Ensure a Happy Summer Camper


Florence Leon first went to overnight camp when she was 12. Through umpteen leathercraft wallets and throat-numbing singalongs until she was a college-aged bunk counselor, she logged only great summer memories and experiences. “Two of my best friends today I met at camp,” she says. “And that was 35 years ago.”

But what’s on her mind as this summer unfolds is how her son, at 12, will sail through his maiden journey into that cherished family tradition. Frankly, admits the Philadelphia social worker, she’s worried about Stefan. Not so much about pillow-soaked bouts of homesickness, the probable chance of lost or unwashed underwear, or even the one-in-a-zillion chance that his counselor is a pedophile.

She’s concerned about his sunscreen or you may get cancer,’ tell your child that the sun may be very hot and strong at camp, and ask how they will handle it. They may say, ‘I’ll wear a hat or stay indoors’ and you can casually suggest that while those are good options, another is sunscreen — and that they are going to camp because they are responsible enough to make sure they wear it each day.”

This can strengthen a sense of self-reliance in potentially worried campers — for the summer and beyond. “There’s great relief in feelings of mastery, and children will see themselves as braver and smarter when they faced a challenge and met it on their own,” says Suzanne Thompson, PhD, pediatric psychologist at St. Louis Children’s Hospital. It also helps parents come to grips with an important reality that may quench their own fears: There are some things they can’t control.

  • Get real.
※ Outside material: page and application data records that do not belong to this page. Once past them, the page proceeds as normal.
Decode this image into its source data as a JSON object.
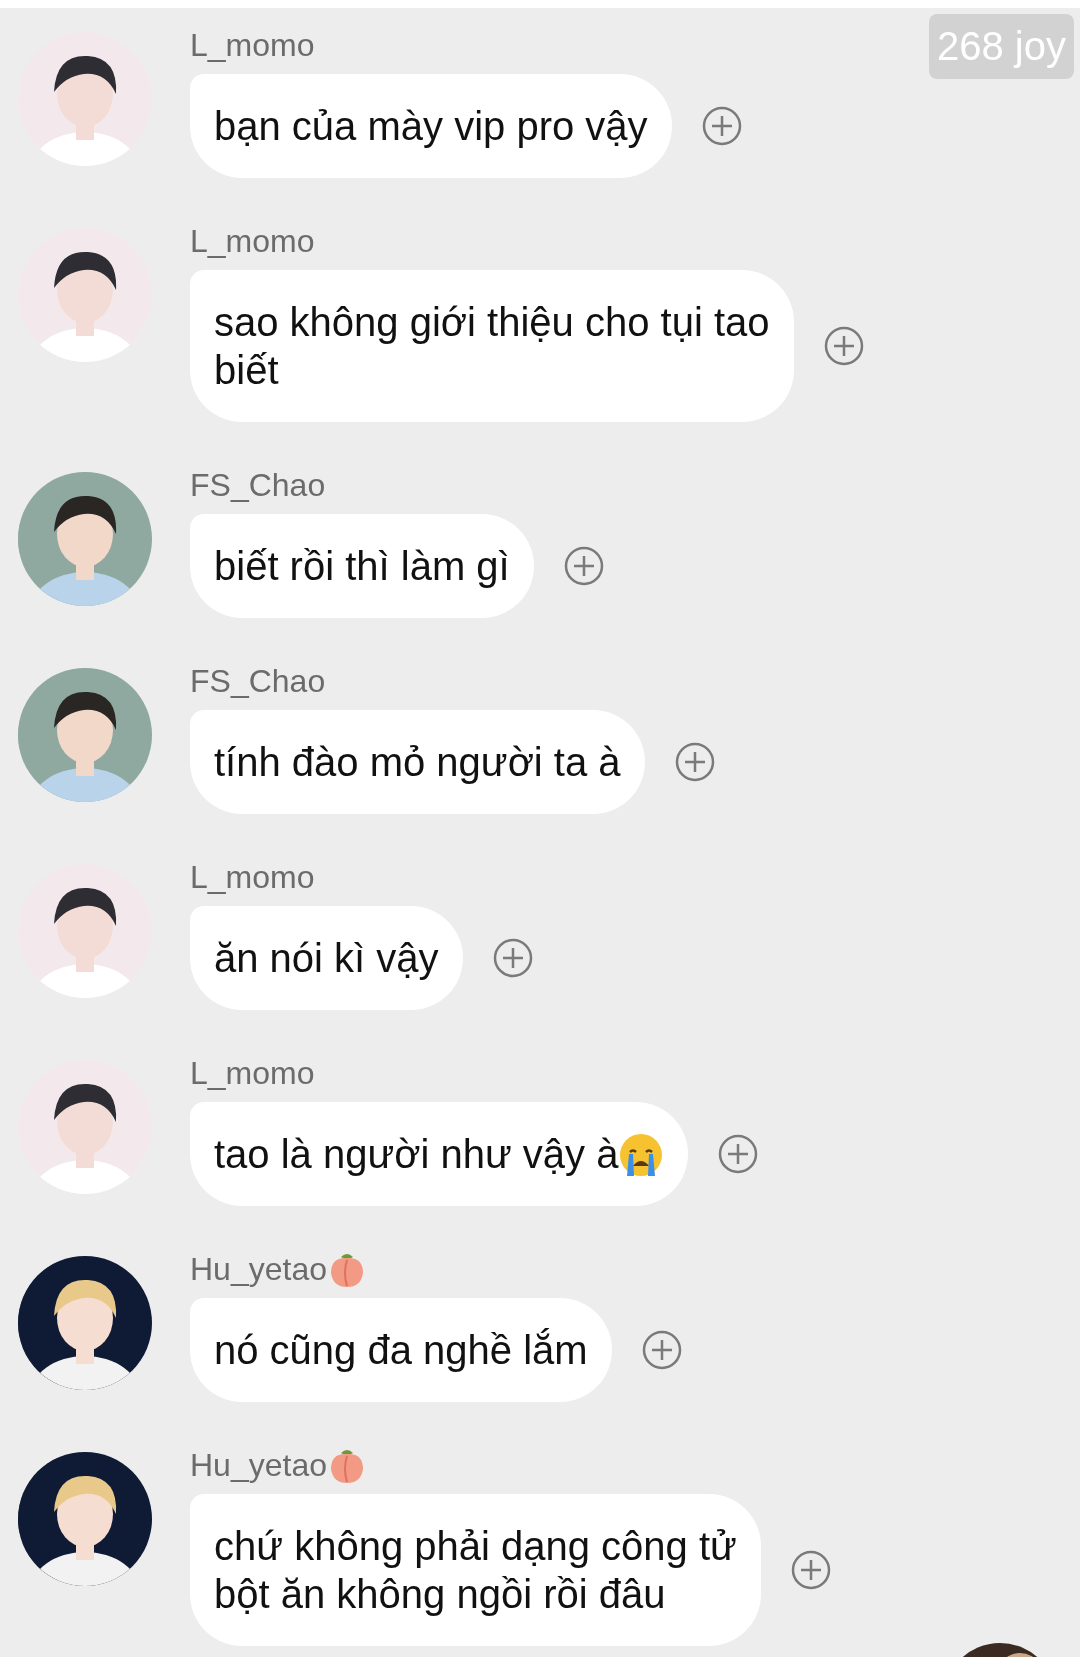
{
  "badge": "268 joy",
  "messages": [
    {
      "sender": "L_momo",
      "kind": "plain",
      "lines": [
        "bạn của mày vip pro vậy"
      ]
    },
    {
      "sender": "L_momo",
      "kind": "plain",
      "lines": [
        "sao không giới thiệu cho tụi tao",
        "biết"
      ]
    },
    {
      "sender": "FS_Chao",
      "kind": "plain",
      "lines": [
        "biết rồi thì làm gì"
      ]
    },
    {
      "sender": "FS_Chao",
      "kind": "plain",
      "lines": [
        "tính đào mỏ người ta à"
      ]
    },
    {
      "sender": "L_momo",
      "kind": "plain",
      "lines": [
        "ăn nói kì vậy"
      ]
    },
    {
      "sender": "L_momo",
      "kind": "tearful",
      "lines": [
        "tao là người như vậy à"
      ]
    },
    {
      "sender": "Hu_yetao",
      "kind": "peach",
      "lines": [
        "nó cũng đa nghề lắm"
      ]
    },
    {
      "sender": "Hu_yetao",
      "kind": "peach",
      "lines": [
        "chứ không phải dạng công tử",
        "bột ăn không ngồi rồi đâu"
      ]
    }
  ]
}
Even Las Vegas bookies are unlikely to take bets that Junior will be kidnapped from a s’mores-filled campfire or break a leg playing softball.

    “Separation anxiety, in part, is a fear of the unknown, but parents need to be realistic about the unknown and stress this in their kids, as well as themselves,” says Thompson, herself a former camp counselor. “Yes, bad things occasionally do happen at summer camp, but their real chance of happening is very, very low. Virtually all kids come home happy and better for the experience, even if it’s without their underwear.”

  • Keep sendoffs short and sweet. There’s a good reason why most camps transport kids or quickly shoo off parents on that first day — when kids are most vulnerable to homesickness or anxiety. “It may be hard to pry yourself away from a crying child, but the sooner you do, the better,” says Albano. “Long goodbyes, especially when either of you is crying, only extend the suffering.”
  • Consider reminders — after you consider personalities. Many campers benefit from bringing along reminders of home, a love (or encouraging) goodbye note, a family picture, or even a lipsticked kiss to their hand. But this tactic can backfire in some kids, making them pine more for what they’ve left.

    “You really have to know your child and yourself,” says Thompson. “If your instincts tell you these mementos will help, include them. But don’t if you think they’ll only add to their homesickness and your feelings of missing them.”

  • “When you signed the contract to send your child to camp, there was also an implied contract that you trust they will have fun and be safe,” says Albano.

    “It’s normal to have concerns, but if you are really struggling with these issues, you’re sending out contradictory messages that most children will pick up, and likely trigger or contribute to feelings of anxiety. The idea of going to camp may cause you both distress, but it’s working through distress that helps us advance.”